COOL-SEASON ANNUAL PASTURES SEEDED BY DIFFERENT METHODS (1981-82)a
Item seeded seeded
Initial no. of animals 16 16
Length of trial, days 146 146
Initial wt, lb. 480 477
Final wt, lb. 702 710
Gain/animal, lb. 222 233
Daily gain, lb. 1.52 1.60
Animal days/acred 247 247
Stocking rate/acred 1.69 1.69
Gain/acre, lb.e 375 395
Gain/acre/day, Ib.e 2.57 2.70
Advantage (cost/lb.gain) ------ $ 0.03
aRotational grazing of a mixture of rye, ryegrass, and crimson clover.
bSeeded on a prepared seedbed after harvest of early soybeans.

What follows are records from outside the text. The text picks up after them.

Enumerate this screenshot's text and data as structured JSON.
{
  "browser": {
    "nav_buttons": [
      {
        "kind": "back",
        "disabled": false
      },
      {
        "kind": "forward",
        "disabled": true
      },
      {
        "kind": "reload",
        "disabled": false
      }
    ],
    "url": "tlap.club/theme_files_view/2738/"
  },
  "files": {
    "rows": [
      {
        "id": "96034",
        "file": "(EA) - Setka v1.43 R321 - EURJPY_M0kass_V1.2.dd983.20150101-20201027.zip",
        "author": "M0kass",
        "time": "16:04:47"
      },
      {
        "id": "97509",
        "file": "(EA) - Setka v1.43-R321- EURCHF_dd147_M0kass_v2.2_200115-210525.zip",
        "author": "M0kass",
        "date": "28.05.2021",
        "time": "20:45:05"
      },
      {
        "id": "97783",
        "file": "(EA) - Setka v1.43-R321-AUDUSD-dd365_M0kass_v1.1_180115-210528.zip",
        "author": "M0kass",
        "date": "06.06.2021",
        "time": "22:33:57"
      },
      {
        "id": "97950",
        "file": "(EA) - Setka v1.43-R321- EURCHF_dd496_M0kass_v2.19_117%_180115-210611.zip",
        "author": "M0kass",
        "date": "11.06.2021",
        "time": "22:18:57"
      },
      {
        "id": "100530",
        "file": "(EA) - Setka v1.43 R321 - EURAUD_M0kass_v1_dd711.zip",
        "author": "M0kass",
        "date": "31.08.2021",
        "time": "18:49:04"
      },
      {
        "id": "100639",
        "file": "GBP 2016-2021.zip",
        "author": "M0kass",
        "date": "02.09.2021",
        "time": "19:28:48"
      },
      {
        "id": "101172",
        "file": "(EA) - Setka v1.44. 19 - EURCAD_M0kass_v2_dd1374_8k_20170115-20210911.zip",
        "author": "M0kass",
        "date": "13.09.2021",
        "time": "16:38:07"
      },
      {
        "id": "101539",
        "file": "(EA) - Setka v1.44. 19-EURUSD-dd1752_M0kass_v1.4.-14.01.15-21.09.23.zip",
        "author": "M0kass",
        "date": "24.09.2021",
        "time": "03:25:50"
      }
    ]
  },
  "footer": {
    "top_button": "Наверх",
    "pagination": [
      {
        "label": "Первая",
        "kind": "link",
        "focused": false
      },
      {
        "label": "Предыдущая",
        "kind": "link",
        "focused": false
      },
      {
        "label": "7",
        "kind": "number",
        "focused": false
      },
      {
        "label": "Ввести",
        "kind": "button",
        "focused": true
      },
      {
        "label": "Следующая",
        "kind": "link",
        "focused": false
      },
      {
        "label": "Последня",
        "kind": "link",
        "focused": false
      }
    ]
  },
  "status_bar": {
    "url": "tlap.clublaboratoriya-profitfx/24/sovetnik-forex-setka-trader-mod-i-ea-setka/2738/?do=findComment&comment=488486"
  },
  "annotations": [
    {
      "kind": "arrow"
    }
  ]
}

CStubble-seeded immediately after harvest of early soybeans with a no-till drill.
dAdditional grazer animals of the same type and size were added and removed as
needed to keep the forage uniformly consumed.
eThe gain with grazer steers was considered at the same rate as that with
fCost of pastture plus. supplemental corn silage and hay.